    • Paul Gilster August 15, 2019, 7:17

      Ronald, kind words indeed. Let me also point out that you’ve been around Centauri Dreams for almost its entire run, and you’re right, we just hit the 15th anniversary. The site has always relied on reader insights and suggestions and I continue to appreciate yours.

  • Ronald August 15, 2019, 5:40

    And then, in fact quite related to the study of “Earth-like planets and their potential biosignatures”, a very relevant new study by Penn State Univ., the most accurate estimate of the frequency of Earth-like planets in the HZ around solar-type (broadly: FGK) stars:
    “Occurrence Rates of Planets Orbiting FGK Stars: Combining Kepler DR25, Gaia DR2, and Bayesian Inference”, Hsu et al. 14 August 2019;

    And Science Daily article:

    “Based on their simulations, the researchers estimate that planets (…) from 0.75 to 1.5 Re, with orbital periods ranging from 237 to 500 days, occur around approximately one in four stars.”

    ArXiv preprint:

    In particular, see Figure 2 and Table 2. And Table 3 for a summary of findings.

  • Jim Early August 15, 2019, 10:59

    The illustration appears to be a fast lens with a focal length close to the lens diameter. Such a low mass Fresnel lens will give a light gathering power of a large optic without the higher resolution of a large optic. This is similar to the lower mass optics of a lighthouse (or for older readers, the lens stuck to the back window of a Volkswagen bus). Such a system would work for spectroscopy changes in starlight during a planet transient. In this type of Fresnel lens the adjacent ring sections are not coherent.
    To separate the planet light from the starlight would require a coronagraph or starshade.
    A coherent Fresnel lens as used in laser fusion optics requires tenth wave precision in fabrication and usually have large f numbers (~100). These systems require separate spacecraft because of the kilometer scale focal lengths.
    Does this design use a separate spacecraft for the final optics?
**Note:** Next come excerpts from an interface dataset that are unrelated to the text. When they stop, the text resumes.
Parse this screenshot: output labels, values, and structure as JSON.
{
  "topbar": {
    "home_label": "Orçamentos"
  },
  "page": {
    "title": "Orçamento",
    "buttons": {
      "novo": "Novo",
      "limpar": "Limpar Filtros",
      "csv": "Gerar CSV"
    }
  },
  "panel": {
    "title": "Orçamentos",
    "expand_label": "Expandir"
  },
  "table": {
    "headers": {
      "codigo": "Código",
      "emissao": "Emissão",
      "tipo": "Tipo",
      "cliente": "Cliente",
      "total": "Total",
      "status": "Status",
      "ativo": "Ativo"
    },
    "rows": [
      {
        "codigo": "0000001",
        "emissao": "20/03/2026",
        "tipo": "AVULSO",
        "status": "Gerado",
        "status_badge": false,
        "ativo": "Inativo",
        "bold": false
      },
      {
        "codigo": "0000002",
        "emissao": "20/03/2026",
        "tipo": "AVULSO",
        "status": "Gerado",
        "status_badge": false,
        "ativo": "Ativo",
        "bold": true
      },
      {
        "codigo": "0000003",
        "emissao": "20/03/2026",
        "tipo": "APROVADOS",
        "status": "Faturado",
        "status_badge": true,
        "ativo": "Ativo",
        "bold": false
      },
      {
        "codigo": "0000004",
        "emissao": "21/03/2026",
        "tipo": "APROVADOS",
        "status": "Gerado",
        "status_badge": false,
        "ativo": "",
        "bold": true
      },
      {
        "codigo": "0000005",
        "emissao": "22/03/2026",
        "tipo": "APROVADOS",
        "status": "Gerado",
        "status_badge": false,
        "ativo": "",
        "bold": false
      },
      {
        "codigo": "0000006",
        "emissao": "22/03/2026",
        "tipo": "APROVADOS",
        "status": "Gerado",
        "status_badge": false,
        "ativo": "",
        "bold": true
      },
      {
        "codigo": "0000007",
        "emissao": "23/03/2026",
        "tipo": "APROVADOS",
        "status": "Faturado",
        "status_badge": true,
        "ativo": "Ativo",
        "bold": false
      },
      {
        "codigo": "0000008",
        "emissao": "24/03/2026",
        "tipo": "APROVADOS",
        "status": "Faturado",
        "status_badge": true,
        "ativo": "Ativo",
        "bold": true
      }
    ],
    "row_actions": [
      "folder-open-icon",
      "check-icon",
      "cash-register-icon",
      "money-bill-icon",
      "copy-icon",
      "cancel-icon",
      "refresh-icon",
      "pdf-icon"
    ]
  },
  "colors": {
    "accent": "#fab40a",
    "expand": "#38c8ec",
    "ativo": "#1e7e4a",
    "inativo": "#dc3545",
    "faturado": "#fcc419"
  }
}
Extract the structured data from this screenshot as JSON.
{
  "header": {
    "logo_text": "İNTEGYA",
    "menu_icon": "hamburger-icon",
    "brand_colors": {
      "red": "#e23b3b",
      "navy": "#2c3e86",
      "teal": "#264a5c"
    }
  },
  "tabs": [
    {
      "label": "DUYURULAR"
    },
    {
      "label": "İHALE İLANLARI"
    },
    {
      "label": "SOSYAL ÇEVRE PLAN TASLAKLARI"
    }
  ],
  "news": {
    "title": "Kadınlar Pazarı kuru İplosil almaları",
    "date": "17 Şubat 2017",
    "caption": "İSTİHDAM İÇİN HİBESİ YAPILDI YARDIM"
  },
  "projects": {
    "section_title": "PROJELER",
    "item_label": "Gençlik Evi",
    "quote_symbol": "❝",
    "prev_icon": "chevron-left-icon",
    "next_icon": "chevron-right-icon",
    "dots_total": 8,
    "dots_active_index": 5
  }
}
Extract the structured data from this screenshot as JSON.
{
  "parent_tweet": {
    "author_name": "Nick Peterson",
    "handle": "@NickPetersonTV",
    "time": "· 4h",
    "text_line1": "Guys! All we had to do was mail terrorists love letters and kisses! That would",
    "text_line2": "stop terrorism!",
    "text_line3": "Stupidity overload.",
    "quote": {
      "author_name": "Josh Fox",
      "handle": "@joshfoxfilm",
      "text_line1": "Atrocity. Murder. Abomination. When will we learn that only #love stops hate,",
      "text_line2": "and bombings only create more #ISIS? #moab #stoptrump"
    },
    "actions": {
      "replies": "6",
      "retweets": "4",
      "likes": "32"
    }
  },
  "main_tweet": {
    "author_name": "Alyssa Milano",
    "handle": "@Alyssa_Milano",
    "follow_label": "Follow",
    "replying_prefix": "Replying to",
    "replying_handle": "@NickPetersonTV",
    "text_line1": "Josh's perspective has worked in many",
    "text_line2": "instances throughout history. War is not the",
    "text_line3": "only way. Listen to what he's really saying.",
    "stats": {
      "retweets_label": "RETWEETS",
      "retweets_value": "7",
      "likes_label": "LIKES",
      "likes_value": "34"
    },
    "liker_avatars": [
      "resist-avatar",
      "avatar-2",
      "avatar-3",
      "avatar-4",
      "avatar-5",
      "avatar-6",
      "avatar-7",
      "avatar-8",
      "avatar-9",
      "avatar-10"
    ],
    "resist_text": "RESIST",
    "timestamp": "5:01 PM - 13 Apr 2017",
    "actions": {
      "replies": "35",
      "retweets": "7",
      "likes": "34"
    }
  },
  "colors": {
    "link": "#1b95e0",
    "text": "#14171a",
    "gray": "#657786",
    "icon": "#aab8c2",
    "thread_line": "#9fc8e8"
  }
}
    • Daniel Apai August 18, 2019, 18:34

      Hi Jim, this concept looks for temporal modulations of the starlight during planetary transit, so it does not need to spatially separate light from the planet and the star. There is no separate spacecraft with the detector or a starshade. Note, MODE lenses are not Fresnel lenses, but much more advanced optical elements. The light passing through the different zones is coherent. MODE lenses have much shorter focal lengths and greatly reduced chromatic dispersion with respect to regular Fresnel lenses.

  • Ronald August 16, 2019, 16:23

    I was just wondering: has there been any recent news about the Kepler Earth analog KIC 12266812, as mentioned in https://www.centauri-dreams.org/2019/05/08/planetary-interiors-a-key-to-habitability/comment-page-1/#comment-196855

    • Harry R Ray August 17, 2019, 10:11

      Not that I know of, but while we are waiting for news on that one, check out KIC9084589! This WAS the most similar planet candidate to Earth until KIC12266812 came along. The only difference is that THIS one ALSO has a Kepler Objects of Interest designation, KOI 7923.01. I do not know if KIC12266812 will EVER get a KOI designation or not, because the Kepler team has CEASED designating KOI’s after the Kepler mission ended, probably due to government regulations.

      • Harry R Ray August 17, 2019, 13:48

        The only way either of these intreguing candidates can be confirmed would be by follow-up observations with PLATO, which may take a decade or so to show results, unless, of course, we get REAL LUCKY and develop a means to observe them with modest ground based telescopes able to conduct dedicated observations because they were left behind in useful science enterprises due to larger and more advanced telescopes coming online. Such a means is starting to show SOME progress with already fungtioning prototypes. These prototypes are called diffractive diffusers(Paul: you should check these out,too) and the real McCoys, when they are perfected, will be called beam shaping diffusers(Where do they come up with these names?). If things all go as planned, this will allow smaller than one meter telescopes to achieve precise transit curves of Earth-sized planets orbiting sun-like stars out to 1,ooo parsecs or so, so that dozens of Kepler candidates can be proved or disproved.